The ongoing global pandemic has had far-reaching consequences for almost all businesses, with most sectors impacted negatively, resulting in many organisations having to redefine their business models and IT facilities to continue operating under current lockdown conditions and beyond.
While the current crisis has had an extremely negative impact on businesses and people alike, the one positive aspect that has come to the fore is an accelerated pace of digital transformation and the many opportunities that have presented themselves for enterprises to unlock through innovation.
Not all sectors have been equally affected by the pandemic, with construction, manufacturing, mining, retail, real estate, transport and tourism being the hardest hit in South Africa, as well as across the globe. Only a handful of businesses, such as Internet service providers, telecoms operators and e-commerce organisations, have seen an actual upswing in trading during this period.
Overall, though, this has resulted in a massive drop in IT spending, as organisations are forced into survival mode and urgently need to generate cashflow at a time when trading is constrained, but overheads still have to be paid. For many, this has meant putting large IT projects on the backburner and focusing on areas that enable business continuity.
According to the International Data Corporation (IDC), worldwide IT spending is forecast to decline by 2.7% this year due to the economic impact of the worldwide pandemic, with some industries reducing their IT spending more than others.
Digital transformation is key
At a time when connectivity, the ability to work remotely and securely, as well as business continuity are paramount, many companies are forced to deploy digital communication channels to reach customers, offer self-service online features, or altogether change their product sets. Many are also giving due consideration to whether they actually need a physical presence or dedicated IT infrastructure at all.
Yet, while digital transformation is key for many enterprises to continue trading under the “new normal” – as the post-pandemic future has been dubbed – there are several challenges that organisations have to overcome along their digitisation journey.
Some of these challenges include current IT contracts that force enterprises to be locked into specific solutions or infrastructure and prevent them from being as innovative as they would want to be. Asset investment can be another hurdle, where companies have made investments in buildings, IT assets, or might be locked into legacy applications that cannot be moved to the cloud, or not ready to be Internet-facing. Technology lock-in can be a big factor, as companies often make huge investments in applications or other technology that hinder or create barriers to moving to more agile solutions.
Generally speaking, organisations that have a lesser on-premises reliance and can work from anywhere, with systems that are internet-facing, or applications in the cloud, can more easily engage with customers and continue doing business.
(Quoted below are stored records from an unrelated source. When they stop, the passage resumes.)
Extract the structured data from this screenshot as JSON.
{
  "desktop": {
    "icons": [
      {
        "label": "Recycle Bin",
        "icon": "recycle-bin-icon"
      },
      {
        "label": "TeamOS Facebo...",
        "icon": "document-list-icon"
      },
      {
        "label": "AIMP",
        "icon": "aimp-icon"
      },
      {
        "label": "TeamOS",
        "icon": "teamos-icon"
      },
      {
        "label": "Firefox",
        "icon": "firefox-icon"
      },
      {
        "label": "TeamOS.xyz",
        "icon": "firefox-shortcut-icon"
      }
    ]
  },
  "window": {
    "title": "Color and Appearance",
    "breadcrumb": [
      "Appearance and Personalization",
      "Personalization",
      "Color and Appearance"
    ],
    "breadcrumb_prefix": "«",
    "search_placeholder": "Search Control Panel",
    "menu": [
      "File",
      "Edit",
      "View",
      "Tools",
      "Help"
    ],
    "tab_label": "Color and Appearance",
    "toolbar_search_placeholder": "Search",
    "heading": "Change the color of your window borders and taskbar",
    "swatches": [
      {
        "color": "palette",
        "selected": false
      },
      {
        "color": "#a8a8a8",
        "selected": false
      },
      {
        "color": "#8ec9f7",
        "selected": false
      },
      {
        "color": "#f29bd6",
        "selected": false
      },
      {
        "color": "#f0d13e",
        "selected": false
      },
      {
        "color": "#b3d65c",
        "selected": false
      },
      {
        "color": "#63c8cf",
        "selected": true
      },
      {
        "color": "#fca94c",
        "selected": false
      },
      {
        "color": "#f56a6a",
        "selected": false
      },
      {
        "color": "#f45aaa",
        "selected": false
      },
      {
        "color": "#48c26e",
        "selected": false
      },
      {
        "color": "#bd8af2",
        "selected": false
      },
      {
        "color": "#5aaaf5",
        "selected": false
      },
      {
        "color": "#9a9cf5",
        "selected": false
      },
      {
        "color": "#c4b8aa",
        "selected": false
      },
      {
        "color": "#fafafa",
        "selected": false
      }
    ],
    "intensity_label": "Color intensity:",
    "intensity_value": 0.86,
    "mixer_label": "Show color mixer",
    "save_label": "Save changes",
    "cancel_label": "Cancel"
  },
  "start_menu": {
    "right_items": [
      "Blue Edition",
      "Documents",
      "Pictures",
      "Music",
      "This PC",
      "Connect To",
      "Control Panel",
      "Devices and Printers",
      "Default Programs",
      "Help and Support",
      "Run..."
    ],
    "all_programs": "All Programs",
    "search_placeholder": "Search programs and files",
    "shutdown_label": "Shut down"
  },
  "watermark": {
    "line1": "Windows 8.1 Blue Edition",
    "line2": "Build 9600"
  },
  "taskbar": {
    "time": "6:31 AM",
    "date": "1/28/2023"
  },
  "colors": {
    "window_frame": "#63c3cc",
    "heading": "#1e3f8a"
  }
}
Those that have a greater on-premises reliance should seek the assistance of vendors to achieve greater agility in the areas of connectivity and business flexibility. For example, for connectivity requirements, enterprises should consider solutions such as SD WAN, which is Internet-facing, provides capacity elasticity and allows business and customer accessibility to staff working remotely.
In terms of collaboration, many organisations are currently utilising Internet-based collaboration tools, including freeware and have abandoned stringent security controls in the interim. Again, vendors are key to assisting organisations deploy secure access to business applications and unified communications solutions in the cloud, such as PABX and contact centre in the cloud.
Many CIOs admit that their business continuity strategy is focuses mainly on DR plans with the ability to restore IT services at a specific DR site. The global pandemic has brought about a realisation and understanding that business and IT continuity has to be more comprehensive and include a digital transformation focus.
Although most businesses today are still highly reliant on dedicated on-premises IT infrastructure, this is now changing. Agility is the answer to business continuity and having infrastructure that supports a workforce to work from any location and trading to occur at any time from anywhere. We expect agility to become a central theme that will be discussed extensively in the future, as it is a crucial aspect that allows organisations to move forward, but not at excessive costs.
By Hein Witte, Specialised Sales Executive, Telecommunication Services at T-Systems South Africa